Money, Money, Money
Those of you who have been through a divorce will know that, more often than not, it leaves not just a hole in your heart but also a large one in your bank account. So, if it’s time to talk divorce then it’s also time to talk money.
Recently our MELCA Director, Tricia Peters, was featured as an expert guest on the Good Divorce, a podcast dedicated to exploring ways to achieve just that. The recent episode ‘Money, Money, Money’ focuses on the financial aspect of divorce, preparing listeners with everything they need to know for their journey to financial independence.
Trying to navigate this turbulent process in a way that leaves one feeling confident, empowered and independent all whilst being financially secure is not an easy feat.
Why a collaborative process works
We’re sure you’ve heard the age old saying that money is the root of all evil. Well in the case of divorce it’s hard not to believe this. Often in these circumstances money has a bigger significance than just that of coins and notes. It represents power, security, control; it can become a weapon to defeat the other. This has become common for divorce under our current system.
Yet “the current family law system, or in general the legal system, doesn’t seem to be the right system for families to work out how they’re going to share their wealth. The system has no place for reasonable discussions or to deal with the issues that they’re in conflict over” says Tricia.

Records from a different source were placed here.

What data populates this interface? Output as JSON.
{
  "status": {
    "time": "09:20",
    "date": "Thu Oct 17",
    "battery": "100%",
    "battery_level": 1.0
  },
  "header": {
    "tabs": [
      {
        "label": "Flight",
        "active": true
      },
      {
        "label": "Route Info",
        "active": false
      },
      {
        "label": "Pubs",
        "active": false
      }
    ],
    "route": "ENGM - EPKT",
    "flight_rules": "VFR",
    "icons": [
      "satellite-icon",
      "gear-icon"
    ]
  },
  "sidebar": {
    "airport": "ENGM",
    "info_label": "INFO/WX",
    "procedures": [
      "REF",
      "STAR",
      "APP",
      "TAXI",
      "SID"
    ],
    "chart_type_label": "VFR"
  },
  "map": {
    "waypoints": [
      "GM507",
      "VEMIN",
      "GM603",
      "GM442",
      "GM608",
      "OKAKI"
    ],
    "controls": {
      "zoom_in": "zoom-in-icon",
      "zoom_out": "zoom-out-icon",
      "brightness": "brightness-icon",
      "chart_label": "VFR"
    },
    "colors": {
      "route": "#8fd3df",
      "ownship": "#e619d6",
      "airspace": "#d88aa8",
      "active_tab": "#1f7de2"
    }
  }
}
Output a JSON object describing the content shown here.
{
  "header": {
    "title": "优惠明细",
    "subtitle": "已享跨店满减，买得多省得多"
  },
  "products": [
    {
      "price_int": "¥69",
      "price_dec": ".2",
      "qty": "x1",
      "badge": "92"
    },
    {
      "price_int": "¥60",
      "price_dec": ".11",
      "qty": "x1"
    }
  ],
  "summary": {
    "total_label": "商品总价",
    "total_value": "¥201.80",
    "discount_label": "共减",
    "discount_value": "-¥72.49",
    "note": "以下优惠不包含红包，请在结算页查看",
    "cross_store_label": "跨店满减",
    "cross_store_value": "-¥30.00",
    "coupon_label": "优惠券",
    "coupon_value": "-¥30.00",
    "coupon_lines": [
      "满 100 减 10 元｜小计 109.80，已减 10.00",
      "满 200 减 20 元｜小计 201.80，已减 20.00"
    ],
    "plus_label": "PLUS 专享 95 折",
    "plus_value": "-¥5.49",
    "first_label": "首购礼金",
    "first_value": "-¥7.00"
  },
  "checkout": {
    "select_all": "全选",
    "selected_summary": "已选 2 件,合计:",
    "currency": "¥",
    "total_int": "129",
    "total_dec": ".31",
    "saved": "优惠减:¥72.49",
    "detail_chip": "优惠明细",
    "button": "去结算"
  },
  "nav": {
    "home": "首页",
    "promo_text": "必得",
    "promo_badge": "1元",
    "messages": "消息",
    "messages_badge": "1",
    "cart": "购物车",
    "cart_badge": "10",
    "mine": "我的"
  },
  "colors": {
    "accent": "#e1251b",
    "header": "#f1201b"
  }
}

What we need are spaces where collaborative negotiations can take place. Places which are conducive to discussions that let the couple explore their options in a peaceful way, outside of the court-room. Multidisciplinary teams are needed to ensure all areas are covered, allowing the couple to see the entire financial picture.
Tricia explains that these collaborative spaces and processes work for those “who are used to having control …. the benefit of collaboration is that [there are] people on the team, particularly psychologists, who really understand what’s going to drive a person not to come to a settlement”.
Why your divorce is the only one that matters
Every relationship is unique and every situation different. It is often assumed that a fair divorce is one that results in a 50:50 financial split. However, this fails to take into consideration crucial factors like disparity of income, superannuation savings, interrupted careers due to child-rearing responsibilities, higher healthcare costs and lower personal savings. Within all divorce cases there are distinctive factors like these that need to guide how the money and assets should be divided. It is crucial to understand your own circumstance and what you need to achieve fairness in your own context.
Generally, the first thing on a person’s to do list when going through a divorce, is to hire a lawyer. Although it is necessary in certain cases to have someone to fight for you, often their professional advice is seen as enough. Most lawyers are unaware of the benefits and importance of also working alongside a divorce financial planner.
A divorce will have a tremendous impact and change the entire landscape of your financial situation. Understanding these changes and the implications that they have on your lifestyle is pertinent to feeling confident and secure financially.
Do you need to come to terms with the fact that you are no longer a homeowner, or have less financial security that you are accustomed to? Or perhaps you are in charge of financial decisions for the first time? You may want to understand the real costs of raising your children, or the impact on your day to day business operations. Whatever your situation, ensuring that a financial planner is on your team is essential for your financial health and independence.
Don’t Involve the Kids
For many, divorce is when marriage ends and war begins. This war can be ongoing and whilst it is rarely the intention, children are usually caught in the middle of this high stakes contest.
Tricia pleads parents to keep the children off the battlefield especially when discussing finances, she explains that “children will often take [it] onboard as their fault. If only I hadn’t asked to have a special party or do that special activity”.
“They will turn it on themselves. It’s the worst thing that parents can do. You must present a united front to the children … even if you’ve had the biggest fight about that behind the scenes. The children don’t need to know that”.
Divorce is frequently complicated and painful. No one goes into their marriage expecting to get divorced. The main thing to remember is that you’re probably going to spend the rest of your life bringing up your children with this person, so try to replace the conflict with co-operation. Co-parenting throughout a divorce should involve sharing information that makes the kids feel secure in their family life but never sharing so much that they are pulled onto the battlefield.
Tricia’s 10 Tips About Money and Divorce
- Don’t believe that fair equals 50:50
- Don’t keep the house if you can’t afford it
- Look at the whole financial picture, not just one issue at a time
- Don’t forget life insurance – the lack of it could affect your family’s financial wellbeing
- Make decisions based on good information rather than what you think would be done in Court
- Work with a divorce financial planner
- Ensure that your assumptions about income, asset growth and budgets are realistic
- Don’t focus on a single option. There is a real place for creative thinking
- Don’t think of a financial settlement as a way of addressing emotional pain
- Make decisions that are sustainable and cater to your realistic future needs